The first reading is from the Book of Wisdom (9:13-18), which is not in the Hebrew Bible and is known to us only in Greek. It is generally only accepted as canonical by Catholics. It may well have originated in Egypt, a centre of intellectual excellence, and like other wisdom writings is attributed to Solomon, though it probably dates from the century just before Christ. Chapter 9 begins with a prayer for wisdom that elaborates on the prayer recorded in the First book of Kings which is more closely associated with Solomon himself. Our reading is the concluding summary of the second section of the poetic prayer. It indicates the tension between the body and the soul, reflecting the Greek understanding of the human make-up. It ends attributing wisdom to the very spirit of the Lord.

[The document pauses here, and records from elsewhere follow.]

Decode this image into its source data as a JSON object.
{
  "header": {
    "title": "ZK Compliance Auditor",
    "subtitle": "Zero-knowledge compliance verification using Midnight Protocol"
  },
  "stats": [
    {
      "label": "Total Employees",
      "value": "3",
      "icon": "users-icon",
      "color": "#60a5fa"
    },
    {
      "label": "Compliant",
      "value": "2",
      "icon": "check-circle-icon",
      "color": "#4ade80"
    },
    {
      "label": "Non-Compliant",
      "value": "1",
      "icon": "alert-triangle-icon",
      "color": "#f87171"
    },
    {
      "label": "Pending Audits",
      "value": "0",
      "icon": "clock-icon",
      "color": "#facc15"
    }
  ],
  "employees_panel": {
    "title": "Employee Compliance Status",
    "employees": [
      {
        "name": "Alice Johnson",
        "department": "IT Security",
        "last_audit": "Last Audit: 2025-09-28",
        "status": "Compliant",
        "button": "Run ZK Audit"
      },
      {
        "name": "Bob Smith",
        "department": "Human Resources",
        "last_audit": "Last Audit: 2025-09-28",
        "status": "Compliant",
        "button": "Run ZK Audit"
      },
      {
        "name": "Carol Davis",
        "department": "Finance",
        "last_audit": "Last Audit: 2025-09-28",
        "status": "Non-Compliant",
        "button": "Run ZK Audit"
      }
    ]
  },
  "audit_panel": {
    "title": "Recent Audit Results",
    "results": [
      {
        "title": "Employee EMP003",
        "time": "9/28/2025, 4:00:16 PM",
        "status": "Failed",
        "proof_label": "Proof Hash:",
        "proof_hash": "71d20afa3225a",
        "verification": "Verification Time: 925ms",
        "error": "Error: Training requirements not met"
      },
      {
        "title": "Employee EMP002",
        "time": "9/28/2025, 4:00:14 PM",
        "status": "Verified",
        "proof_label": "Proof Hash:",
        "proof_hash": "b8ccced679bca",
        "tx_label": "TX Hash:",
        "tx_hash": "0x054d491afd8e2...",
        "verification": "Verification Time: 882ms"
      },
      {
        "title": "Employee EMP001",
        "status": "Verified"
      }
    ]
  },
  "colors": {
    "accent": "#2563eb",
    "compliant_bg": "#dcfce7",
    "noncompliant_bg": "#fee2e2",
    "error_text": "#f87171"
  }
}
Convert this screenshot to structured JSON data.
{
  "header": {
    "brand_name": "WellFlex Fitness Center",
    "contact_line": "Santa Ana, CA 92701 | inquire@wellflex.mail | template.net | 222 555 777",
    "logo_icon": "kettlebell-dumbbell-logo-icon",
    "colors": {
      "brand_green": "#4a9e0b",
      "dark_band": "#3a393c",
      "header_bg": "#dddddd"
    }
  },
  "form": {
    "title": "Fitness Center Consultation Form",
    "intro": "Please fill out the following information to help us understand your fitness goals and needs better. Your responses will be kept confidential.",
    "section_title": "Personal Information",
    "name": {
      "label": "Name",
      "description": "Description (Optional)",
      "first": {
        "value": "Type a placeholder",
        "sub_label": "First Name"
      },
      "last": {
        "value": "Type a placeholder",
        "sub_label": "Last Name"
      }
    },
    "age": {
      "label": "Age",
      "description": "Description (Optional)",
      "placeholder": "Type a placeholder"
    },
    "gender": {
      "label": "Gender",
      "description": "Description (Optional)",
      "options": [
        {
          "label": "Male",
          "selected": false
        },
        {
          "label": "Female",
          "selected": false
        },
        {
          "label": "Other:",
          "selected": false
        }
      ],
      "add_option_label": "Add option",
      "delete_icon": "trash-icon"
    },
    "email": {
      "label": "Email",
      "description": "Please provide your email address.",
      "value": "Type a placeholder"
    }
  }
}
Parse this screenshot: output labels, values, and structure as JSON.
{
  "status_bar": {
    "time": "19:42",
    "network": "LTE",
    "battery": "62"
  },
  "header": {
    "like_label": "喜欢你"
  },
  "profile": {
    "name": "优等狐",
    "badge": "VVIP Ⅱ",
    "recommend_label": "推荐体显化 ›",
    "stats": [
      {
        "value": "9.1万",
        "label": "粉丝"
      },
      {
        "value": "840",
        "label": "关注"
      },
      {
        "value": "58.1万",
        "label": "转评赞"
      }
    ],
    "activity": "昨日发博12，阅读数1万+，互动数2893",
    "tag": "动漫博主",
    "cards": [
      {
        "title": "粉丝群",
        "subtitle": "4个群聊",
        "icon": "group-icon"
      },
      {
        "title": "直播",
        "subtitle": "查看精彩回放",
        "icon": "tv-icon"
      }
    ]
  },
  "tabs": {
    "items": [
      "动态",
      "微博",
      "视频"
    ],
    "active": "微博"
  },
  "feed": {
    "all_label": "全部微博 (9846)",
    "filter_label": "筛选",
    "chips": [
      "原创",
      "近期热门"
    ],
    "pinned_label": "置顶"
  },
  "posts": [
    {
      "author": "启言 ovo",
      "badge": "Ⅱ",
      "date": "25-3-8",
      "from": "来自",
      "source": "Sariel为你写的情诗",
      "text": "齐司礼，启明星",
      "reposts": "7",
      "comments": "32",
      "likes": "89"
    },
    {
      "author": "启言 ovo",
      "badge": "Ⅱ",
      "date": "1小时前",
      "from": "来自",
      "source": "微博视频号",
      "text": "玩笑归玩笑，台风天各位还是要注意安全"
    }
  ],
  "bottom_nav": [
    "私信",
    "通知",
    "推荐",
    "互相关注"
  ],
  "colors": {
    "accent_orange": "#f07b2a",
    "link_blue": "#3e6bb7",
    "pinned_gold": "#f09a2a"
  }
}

The second reading is from Paul’s personal letter to Philemon (9-17) and as such is a unique piece of writing in the New Testament. It is the third shortest book in the Bible and only has 317 words in it. At the time of writing Paul is an old man in prison for his work, but he refers to himself as a prisoner of Christ Jesus, for he is so bound to Him in his work and his life that it seems that he has no freedom. Paul has with him a helper, Onesimus, whom he has introduced to Christianity and whom he therefore calls his son. He is writing to Philemon who is another successful convert of his and leads the local church in his household. Onesimus had been a servant to Philemon and Paul offers to return him, and hopes that Philemon will treat him as a brother, a fellow Christian. Interestingly, Paul deliberately doesn’t ‘pull rank’ on Philemon, but asks him gently if there can be reconciliation. No-one is really in authority over another.
Today’s gospel reading (Luke 14:25-33) emphasises again the journey that Jesus is making towards His fulfillment in Jerusalem. The crowd is now a large number of people, excited and attracted by many of Jesus’ words and especially by the cures that He has performed – it is all too optimistic and enthusiastic; but Jesus knew that He was heading for a confrontation in which He would not surrender his cause and mission, but would face the dire consequences. He tries to warn the crowd about this; those following him were not as committed to changing the world, but thought only of joy, success and even victory. The reports of what Jesus has to say show up the problems of translation. Matthew knew the Aramaic language that Jesus spoke and so the translation in his gospel captures what Jesus meant (Matthew 10:37); but Luke does what we would call a ‘Google translation,’ namely a literal and word for word one (“If anyone comes to me without hating his father and mother… ), not realising that the Aramaic could not express “loving less” except with a word which literally means ‘hating.’ We must follow Jesus before all else!